■ **WHAT IS REQUIRED**: Your answer must be every line of the data below that holds the string "accent", copied exactly.

■ **RECORDS FOR THE TASK**:
-*-

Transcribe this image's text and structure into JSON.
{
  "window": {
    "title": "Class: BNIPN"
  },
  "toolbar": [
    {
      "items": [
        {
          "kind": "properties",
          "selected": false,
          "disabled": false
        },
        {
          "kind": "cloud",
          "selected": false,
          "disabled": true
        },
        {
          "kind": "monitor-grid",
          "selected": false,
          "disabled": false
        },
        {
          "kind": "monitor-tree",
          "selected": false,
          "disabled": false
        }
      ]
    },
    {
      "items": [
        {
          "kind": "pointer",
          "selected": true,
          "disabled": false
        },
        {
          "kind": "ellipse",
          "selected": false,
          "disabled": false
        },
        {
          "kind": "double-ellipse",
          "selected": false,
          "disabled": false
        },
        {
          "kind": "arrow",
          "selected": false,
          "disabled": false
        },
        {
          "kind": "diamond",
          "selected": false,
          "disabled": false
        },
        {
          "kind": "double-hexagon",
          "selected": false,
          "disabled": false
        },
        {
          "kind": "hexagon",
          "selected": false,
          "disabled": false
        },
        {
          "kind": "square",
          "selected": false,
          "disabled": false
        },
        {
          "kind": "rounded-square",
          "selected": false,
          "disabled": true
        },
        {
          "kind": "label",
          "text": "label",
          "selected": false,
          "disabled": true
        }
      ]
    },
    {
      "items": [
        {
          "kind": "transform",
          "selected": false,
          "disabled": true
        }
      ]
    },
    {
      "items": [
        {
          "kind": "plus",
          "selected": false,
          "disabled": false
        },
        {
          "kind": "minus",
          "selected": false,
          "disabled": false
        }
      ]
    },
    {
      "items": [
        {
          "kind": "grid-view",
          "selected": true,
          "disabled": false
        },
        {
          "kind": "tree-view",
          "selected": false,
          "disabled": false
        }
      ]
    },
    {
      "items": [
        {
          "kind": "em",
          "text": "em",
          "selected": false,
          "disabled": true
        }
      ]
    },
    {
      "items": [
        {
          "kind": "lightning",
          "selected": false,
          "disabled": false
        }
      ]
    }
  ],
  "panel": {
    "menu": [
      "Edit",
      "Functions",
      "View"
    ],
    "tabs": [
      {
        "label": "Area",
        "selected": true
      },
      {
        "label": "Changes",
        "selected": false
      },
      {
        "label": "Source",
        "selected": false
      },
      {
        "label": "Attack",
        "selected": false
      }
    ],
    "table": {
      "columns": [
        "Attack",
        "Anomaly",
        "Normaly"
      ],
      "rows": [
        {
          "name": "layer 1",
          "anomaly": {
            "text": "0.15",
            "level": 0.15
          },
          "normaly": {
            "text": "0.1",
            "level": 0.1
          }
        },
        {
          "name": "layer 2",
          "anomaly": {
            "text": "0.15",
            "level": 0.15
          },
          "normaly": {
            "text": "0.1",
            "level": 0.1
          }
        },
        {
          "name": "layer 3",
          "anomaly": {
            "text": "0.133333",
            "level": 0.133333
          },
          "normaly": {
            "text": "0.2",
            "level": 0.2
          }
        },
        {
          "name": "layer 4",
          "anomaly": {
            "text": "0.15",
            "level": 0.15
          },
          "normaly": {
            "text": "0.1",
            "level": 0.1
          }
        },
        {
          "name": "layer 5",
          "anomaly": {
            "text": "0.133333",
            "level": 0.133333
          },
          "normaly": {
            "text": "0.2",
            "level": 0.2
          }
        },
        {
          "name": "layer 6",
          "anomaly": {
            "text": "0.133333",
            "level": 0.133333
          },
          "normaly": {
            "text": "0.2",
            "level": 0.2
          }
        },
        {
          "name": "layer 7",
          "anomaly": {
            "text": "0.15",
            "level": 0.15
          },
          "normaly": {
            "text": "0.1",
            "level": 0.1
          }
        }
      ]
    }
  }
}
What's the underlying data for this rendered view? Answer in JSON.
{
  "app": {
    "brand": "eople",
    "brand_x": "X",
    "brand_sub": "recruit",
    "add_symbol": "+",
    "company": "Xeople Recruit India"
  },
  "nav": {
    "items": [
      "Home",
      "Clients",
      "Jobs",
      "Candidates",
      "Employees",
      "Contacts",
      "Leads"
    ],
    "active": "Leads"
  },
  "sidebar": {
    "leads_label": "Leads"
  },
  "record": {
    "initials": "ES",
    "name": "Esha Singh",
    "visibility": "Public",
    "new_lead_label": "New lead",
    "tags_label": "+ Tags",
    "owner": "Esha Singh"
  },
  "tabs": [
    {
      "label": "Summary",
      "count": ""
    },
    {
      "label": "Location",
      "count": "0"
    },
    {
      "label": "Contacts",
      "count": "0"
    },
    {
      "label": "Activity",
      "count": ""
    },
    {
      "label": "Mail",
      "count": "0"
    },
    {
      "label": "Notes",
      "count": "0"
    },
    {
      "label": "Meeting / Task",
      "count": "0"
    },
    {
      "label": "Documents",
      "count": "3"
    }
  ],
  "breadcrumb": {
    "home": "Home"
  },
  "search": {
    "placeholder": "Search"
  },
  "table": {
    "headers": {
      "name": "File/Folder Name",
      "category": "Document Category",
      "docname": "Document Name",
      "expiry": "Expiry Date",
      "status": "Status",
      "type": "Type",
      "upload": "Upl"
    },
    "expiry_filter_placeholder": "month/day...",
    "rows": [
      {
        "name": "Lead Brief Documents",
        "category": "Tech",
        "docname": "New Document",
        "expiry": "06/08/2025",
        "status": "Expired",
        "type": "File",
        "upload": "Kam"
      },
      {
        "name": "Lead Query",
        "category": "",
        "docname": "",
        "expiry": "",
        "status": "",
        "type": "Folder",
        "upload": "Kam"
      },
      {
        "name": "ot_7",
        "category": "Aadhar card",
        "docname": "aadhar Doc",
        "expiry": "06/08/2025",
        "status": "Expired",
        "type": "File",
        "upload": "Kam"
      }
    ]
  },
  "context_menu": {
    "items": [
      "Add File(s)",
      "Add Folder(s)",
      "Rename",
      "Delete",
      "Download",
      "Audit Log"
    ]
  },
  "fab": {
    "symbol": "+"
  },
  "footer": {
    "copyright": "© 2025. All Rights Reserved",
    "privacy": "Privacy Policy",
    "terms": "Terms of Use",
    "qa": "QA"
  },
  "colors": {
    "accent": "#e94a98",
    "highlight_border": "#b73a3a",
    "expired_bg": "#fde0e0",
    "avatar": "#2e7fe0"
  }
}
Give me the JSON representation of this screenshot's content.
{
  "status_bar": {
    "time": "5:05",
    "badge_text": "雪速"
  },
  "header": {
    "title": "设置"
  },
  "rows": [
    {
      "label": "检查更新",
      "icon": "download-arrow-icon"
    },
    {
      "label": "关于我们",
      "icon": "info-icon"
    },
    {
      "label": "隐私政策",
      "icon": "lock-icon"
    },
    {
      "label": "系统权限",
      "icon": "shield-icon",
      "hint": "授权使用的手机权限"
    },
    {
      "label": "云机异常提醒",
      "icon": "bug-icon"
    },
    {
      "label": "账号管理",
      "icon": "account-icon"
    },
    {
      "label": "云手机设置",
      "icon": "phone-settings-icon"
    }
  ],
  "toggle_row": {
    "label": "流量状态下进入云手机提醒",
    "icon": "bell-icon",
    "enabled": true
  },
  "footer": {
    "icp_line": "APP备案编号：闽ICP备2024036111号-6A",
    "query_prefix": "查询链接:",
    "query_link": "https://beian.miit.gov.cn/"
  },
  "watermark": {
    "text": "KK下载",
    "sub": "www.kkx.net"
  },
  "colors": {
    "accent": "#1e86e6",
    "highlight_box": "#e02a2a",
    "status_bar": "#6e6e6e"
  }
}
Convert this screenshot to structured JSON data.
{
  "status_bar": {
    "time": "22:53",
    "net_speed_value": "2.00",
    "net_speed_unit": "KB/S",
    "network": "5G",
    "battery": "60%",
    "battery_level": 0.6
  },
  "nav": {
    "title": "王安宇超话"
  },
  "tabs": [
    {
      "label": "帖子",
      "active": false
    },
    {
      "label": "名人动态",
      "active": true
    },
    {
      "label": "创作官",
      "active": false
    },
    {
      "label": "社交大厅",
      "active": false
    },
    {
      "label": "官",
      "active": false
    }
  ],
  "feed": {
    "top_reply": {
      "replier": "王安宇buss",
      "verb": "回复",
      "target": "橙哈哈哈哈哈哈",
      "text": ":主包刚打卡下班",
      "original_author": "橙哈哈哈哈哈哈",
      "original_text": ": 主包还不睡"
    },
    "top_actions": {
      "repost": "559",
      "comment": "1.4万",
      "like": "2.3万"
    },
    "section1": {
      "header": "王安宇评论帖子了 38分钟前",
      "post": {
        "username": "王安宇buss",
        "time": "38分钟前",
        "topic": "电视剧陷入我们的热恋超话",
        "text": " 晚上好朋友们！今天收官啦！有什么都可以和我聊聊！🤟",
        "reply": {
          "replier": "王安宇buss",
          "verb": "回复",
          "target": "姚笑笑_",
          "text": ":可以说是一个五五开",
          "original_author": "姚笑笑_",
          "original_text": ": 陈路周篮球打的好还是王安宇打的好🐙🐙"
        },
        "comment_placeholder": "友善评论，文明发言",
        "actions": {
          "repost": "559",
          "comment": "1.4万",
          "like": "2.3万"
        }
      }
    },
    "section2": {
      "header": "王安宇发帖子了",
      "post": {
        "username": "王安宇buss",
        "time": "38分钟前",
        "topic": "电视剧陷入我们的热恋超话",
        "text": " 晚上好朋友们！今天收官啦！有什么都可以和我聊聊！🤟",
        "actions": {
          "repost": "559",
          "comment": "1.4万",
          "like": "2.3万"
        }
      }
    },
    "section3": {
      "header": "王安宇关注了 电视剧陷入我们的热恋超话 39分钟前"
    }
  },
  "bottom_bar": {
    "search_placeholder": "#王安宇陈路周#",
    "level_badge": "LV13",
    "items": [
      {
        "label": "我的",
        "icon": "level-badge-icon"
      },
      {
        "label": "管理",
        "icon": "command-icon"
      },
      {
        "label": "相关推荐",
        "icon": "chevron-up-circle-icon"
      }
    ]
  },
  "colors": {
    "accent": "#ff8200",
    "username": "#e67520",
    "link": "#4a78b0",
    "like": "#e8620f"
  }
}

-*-

■ **RESULT FOR THIS TASK**:
    "accent": "#e94a98",
    "accent": "#1e86e6",
    "accent": "#ff8200",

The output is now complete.